For safety’s sake, the FDA requires that fish to be served raw remain frozen for seven days at a temperature of minus four degrees Fahrenheit (or for 15 hours at a temperature of minus 31 degrees Fahrenheit in a blast freezer). Freezing kills any parasitic worms and their larvae that may infect some species of fish (including salmon, herring, and cod) and that can make you pretty sick. Symptoms of an infection depend on the type of worm, ranging from nausea, cramps, and diarrhea to severe abdominal inflammation and pain that can develop within an hour after eating. Surgery may be necessary to remove one of these parasites, the roundworm Anisakis simplex.

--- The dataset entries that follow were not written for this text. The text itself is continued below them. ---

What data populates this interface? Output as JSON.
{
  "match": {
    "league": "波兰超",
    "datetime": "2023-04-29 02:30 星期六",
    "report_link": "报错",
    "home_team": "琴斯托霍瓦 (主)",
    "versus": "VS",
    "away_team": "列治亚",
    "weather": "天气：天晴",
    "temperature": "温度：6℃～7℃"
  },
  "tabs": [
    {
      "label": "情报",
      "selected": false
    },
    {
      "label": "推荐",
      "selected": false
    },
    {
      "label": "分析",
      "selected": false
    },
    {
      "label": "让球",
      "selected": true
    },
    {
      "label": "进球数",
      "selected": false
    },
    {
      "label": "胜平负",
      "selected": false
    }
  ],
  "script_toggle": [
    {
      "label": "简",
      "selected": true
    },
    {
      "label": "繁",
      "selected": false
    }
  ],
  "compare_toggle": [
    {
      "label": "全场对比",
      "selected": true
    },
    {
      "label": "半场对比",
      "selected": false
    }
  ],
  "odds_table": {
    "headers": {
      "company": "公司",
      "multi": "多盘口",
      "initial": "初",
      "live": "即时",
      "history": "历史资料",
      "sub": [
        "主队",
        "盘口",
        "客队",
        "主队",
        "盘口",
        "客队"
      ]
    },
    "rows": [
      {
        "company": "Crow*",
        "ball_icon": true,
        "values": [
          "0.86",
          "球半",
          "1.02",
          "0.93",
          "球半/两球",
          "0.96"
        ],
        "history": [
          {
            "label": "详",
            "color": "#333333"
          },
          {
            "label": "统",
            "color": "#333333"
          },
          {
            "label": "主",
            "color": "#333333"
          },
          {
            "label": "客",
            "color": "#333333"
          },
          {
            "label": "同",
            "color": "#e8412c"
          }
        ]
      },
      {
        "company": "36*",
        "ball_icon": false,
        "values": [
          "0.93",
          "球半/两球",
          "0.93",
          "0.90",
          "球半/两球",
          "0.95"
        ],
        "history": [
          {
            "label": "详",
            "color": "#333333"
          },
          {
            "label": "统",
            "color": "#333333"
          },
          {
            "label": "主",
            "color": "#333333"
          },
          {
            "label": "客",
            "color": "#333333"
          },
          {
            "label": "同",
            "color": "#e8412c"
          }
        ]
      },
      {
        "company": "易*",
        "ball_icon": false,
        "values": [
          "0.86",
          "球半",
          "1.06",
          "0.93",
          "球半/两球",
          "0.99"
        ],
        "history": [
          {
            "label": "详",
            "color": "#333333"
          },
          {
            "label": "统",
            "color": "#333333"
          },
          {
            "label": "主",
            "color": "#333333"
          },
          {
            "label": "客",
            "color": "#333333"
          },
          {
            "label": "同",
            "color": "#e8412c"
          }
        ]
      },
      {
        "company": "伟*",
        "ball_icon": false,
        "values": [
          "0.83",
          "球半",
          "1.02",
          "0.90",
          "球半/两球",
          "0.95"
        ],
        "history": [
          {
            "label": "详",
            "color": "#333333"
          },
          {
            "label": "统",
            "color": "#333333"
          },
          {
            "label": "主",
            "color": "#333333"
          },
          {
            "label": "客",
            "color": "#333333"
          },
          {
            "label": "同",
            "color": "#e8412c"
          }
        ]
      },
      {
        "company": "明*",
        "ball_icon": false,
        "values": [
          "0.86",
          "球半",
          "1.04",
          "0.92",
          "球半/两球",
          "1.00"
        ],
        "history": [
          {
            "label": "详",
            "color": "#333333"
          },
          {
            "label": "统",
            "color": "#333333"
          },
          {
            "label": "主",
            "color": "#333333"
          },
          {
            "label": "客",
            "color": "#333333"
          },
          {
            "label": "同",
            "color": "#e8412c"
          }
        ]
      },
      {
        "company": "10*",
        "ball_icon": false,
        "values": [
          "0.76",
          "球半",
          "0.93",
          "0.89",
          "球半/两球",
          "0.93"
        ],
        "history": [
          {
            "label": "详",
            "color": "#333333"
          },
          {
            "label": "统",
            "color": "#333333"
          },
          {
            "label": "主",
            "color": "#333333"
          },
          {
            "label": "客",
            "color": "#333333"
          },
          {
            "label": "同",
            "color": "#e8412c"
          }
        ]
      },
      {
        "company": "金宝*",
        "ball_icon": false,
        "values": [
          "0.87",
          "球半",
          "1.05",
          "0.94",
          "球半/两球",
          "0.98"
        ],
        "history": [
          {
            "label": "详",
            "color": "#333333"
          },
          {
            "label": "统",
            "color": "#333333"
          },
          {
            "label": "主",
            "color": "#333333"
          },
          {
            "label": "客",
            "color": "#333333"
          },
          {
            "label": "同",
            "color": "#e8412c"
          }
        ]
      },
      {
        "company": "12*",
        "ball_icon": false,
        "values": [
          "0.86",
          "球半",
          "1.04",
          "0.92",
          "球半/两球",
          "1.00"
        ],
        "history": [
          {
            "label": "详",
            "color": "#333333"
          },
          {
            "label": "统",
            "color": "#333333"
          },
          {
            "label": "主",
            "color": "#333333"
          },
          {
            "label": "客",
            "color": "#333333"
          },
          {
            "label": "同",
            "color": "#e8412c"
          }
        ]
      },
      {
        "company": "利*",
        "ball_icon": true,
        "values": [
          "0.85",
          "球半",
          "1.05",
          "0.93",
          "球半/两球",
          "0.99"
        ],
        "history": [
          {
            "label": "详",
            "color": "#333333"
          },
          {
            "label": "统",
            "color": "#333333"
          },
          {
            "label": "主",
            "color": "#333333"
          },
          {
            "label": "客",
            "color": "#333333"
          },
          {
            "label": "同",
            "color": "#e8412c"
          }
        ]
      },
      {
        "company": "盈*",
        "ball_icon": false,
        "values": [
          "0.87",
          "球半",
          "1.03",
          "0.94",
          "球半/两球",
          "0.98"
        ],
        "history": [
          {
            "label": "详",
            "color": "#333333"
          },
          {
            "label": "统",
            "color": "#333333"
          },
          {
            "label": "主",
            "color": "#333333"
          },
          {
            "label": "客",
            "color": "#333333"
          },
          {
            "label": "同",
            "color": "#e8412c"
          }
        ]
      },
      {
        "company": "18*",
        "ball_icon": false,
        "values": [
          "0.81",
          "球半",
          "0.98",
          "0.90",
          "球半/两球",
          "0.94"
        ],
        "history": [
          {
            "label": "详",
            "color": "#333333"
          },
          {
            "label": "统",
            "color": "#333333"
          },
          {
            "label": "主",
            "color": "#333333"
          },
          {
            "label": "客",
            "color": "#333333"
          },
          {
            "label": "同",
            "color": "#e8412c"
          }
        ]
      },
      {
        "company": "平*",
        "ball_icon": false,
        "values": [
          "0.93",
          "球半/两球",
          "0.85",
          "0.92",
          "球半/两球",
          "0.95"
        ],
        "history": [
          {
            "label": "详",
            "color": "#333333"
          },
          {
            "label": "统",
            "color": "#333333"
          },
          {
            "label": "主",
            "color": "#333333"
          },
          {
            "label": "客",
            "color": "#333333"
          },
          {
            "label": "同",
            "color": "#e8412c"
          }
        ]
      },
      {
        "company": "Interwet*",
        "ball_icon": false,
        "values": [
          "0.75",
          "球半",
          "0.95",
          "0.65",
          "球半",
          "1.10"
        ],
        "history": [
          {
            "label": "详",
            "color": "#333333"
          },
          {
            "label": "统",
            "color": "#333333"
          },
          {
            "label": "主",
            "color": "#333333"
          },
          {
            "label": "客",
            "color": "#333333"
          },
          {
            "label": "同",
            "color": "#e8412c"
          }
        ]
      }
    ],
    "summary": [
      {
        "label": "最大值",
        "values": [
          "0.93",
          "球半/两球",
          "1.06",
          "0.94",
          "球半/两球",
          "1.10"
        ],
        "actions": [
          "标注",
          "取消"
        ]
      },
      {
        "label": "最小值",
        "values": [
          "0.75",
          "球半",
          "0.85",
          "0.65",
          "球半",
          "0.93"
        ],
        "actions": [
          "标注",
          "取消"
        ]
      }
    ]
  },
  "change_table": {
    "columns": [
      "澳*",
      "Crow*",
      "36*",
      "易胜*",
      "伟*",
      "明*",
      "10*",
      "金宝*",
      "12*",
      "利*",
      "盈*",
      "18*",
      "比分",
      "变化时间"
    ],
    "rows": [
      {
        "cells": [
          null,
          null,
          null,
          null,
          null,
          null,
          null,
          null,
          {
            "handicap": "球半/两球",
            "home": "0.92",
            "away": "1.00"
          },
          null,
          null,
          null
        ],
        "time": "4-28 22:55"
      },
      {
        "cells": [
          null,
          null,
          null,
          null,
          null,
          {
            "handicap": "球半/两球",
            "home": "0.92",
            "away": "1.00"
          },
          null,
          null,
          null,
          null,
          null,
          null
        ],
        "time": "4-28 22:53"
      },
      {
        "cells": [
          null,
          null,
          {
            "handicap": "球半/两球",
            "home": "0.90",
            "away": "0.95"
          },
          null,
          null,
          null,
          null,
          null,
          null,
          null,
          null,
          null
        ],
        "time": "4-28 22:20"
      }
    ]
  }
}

If you make your own sushi at home, don’t use raw fish that hasn’t been adequately frozen. Note that home freezers usually can’t produce low enough temperatures. When you buy fish to make sushi at home, be sure to choose only “sushi grade” or “sashimi grade,” terms which indicate that the fish has been commercially frozen according to FDA regulations. There are some exceptions to the freezing rule: certain species of tuna, including yellowfin don’t need to be deep frozen, but I advise against eating tuna, as well as bluefish, swordfish, king mackerel, tile fish and marlin in any form because of the high levels of mercury they contain. This is especially important if you’re pregnant or planning to become pregnant. To find a list of the types of sushi considered safe to eat during pregnancy visit the Natural Resources Defense Council’s Web site. In addition, anyone with compromised immunity (including young children, the elderly and anyone with a chronic illness) should avoid sushi made with raw seafood.
Andrew Weil, M.D.